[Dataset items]
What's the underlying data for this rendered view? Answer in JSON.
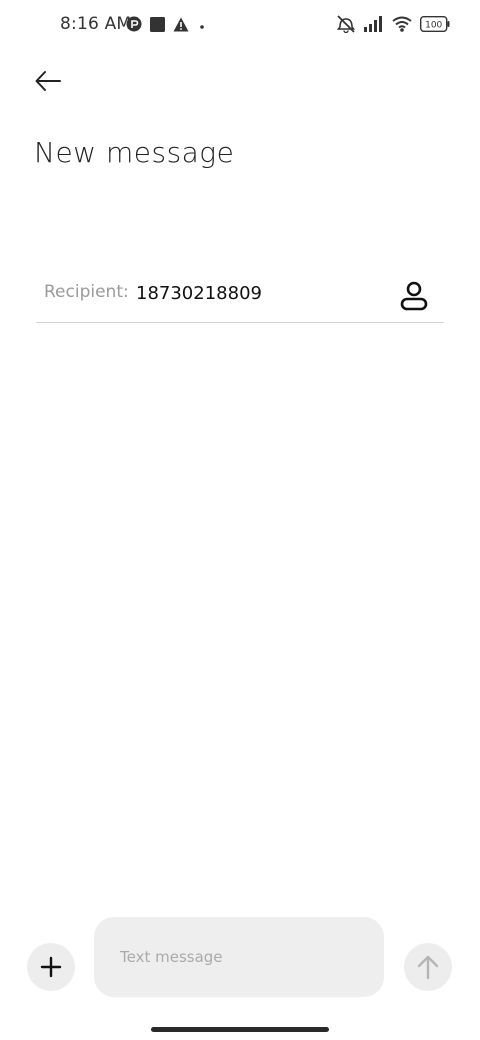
{
  "status_bar": {
    "time": "8:16 AM",
    "battery": "100",
    "left_icons": [
      "app-notification-icon",
      "square-notification-icon",
      "warning-icon",
      "dot-icon"
    ],
    "right_icons": [
      "mute-icon",
      "signal-icon",
      "wifi-icon",
      "battery-icon"
    ]
  },
  "header": {
    "back_icon": "back-arrow-icon",
    "title": "New message"
  },
  "recipient": {
    "label": "Recipient:",
    "value": "18730218809",
    "contact_icon": "contact-person-icon"
  },
  "composer": {
    "add_icon": "plus-icon",
    "placeholder": "Text message",
    "send_icon": "send-arrow-up-icon"
  },
  "colors": {
    "background": "#ffffff",
    "input_bg": "#eeeeee",
    "divider": "#d4d4d4",
    "muted_text": "#9a9a9a"
  }
}
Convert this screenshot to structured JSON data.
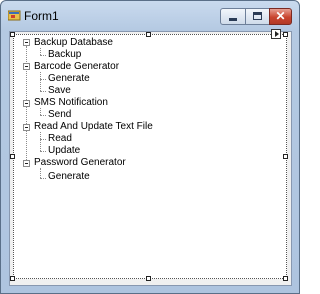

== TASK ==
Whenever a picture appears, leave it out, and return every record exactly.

== SOLUTION TO THIS PROBLEM ==
What's the underlying data for this rendered view? Answer in JSON.
{
  "status_bar": {
    "time": "8:16 AM",
    "battery": "100",
    "left_icons": [
      "app-notification-icon",
      "square-notification-icon",
      "warning-icon",
      "dot-icon"
    ],
    "right_icons": [
      "mute-icon",
      "signal-icon",
      "wifi-icon",
      "battery-icon"
    ]
  },
  "header": {
    "back_icon": "back-arrow-icon",
    "title": "New message"
  },
  "recipient": {
    "label": "Recipient:",
    "value": "18730218809",
    "contact_icon": "contact-person-icon"
  },
  "composer": {
    "add_icon": "plus-icon",
    "placeholder": "Text message",
    "send_icon": "send-arrow-up-icon"
  },
  "colors": {
    "background": "#ffffff",
    "input_bg": "#eeeeee",
    "divider": "#d4d4d4",
    "muted_text": "#9a9a9a"
  }
}
Convert this screenshot to structured JSON data.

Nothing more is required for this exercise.